● **Directions**
List, from the lines below, each one with "name" in it.

____________________

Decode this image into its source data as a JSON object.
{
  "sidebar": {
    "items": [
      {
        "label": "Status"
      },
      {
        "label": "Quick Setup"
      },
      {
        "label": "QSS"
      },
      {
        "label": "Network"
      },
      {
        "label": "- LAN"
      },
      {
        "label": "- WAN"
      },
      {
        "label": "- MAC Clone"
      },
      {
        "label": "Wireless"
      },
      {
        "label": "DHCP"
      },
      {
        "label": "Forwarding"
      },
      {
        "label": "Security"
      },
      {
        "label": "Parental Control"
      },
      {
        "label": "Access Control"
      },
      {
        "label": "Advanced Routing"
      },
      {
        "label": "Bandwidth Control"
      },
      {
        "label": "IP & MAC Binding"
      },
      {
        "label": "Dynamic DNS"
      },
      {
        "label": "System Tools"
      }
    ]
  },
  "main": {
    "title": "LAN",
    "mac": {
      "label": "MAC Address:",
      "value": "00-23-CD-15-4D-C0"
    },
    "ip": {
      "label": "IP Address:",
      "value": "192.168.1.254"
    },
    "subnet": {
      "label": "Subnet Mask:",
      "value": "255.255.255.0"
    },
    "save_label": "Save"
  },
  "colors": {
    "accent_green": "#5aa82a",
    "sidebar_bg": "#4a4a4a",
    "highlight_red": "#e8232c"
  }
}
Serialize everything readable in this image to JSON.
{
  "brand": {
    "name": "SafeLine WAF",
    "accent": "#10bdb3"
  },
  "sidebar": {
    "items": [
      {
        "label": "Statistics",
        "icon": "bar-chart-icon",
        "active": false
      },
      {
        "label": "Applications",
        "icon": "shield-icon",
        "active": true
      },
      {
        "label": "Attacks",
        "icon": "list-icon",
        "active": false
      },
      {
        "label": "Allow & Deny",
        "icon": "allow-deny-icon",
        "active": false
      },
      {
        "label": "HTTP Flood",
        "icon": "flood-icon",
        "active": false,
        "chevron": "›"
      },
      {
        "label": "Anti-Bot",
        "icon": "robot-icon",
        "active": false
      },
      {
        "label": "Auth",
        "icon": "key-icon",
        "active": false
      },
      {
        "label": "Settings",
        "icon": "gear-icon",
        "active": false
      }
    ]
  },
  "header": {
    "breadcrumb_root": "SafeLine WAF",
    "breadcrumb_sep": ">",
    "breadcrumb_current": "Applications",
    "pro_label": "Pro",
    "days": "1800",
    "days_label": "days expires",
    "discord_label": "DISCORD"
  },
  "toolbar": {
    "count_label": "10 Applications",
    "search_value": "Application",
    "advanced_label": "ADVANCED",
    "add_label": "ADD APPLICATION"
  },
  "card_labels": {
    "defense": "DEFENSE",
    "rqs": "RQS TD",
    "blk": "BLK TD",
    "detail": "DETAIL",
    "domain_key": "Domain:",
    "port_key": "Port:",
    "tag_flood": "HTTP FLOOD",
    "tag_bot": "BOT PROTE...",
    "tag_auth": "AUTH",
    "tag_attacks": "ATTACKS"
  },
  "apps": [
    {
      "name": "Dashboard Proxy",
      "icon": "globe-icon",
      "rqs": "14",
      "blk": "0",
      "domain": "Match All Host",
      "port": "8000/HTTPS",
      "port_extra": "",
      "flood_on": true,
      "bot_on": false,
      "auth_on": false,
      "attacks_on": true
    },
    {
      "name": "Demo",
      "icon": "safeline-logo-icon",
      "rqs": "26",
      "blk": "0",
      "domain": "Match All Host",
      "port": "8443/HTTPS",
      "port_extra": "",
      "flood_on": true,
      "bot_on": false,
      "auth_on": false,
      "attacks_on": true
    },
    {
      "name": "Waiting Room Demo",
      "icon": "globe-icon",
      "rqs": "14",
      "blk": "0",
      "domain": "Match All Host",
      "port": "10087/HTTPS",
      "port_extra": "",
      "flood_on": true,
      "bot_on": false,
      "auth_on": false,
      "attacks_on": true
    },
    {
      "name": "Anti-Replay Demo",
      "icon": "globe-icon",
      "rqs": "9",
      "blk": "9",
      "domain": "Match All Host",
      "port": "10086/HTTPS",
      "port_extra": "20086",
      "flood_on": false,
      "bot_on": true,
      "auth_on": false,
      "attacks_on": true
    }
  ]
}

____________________

● **Your solution**
    "name": "SafeLine WAF",
      "name": "Dashboard Proxy",
      "name": "Demo",
      "name": "Waiting Room Demo",
      "name": "Anti-Replay Demo",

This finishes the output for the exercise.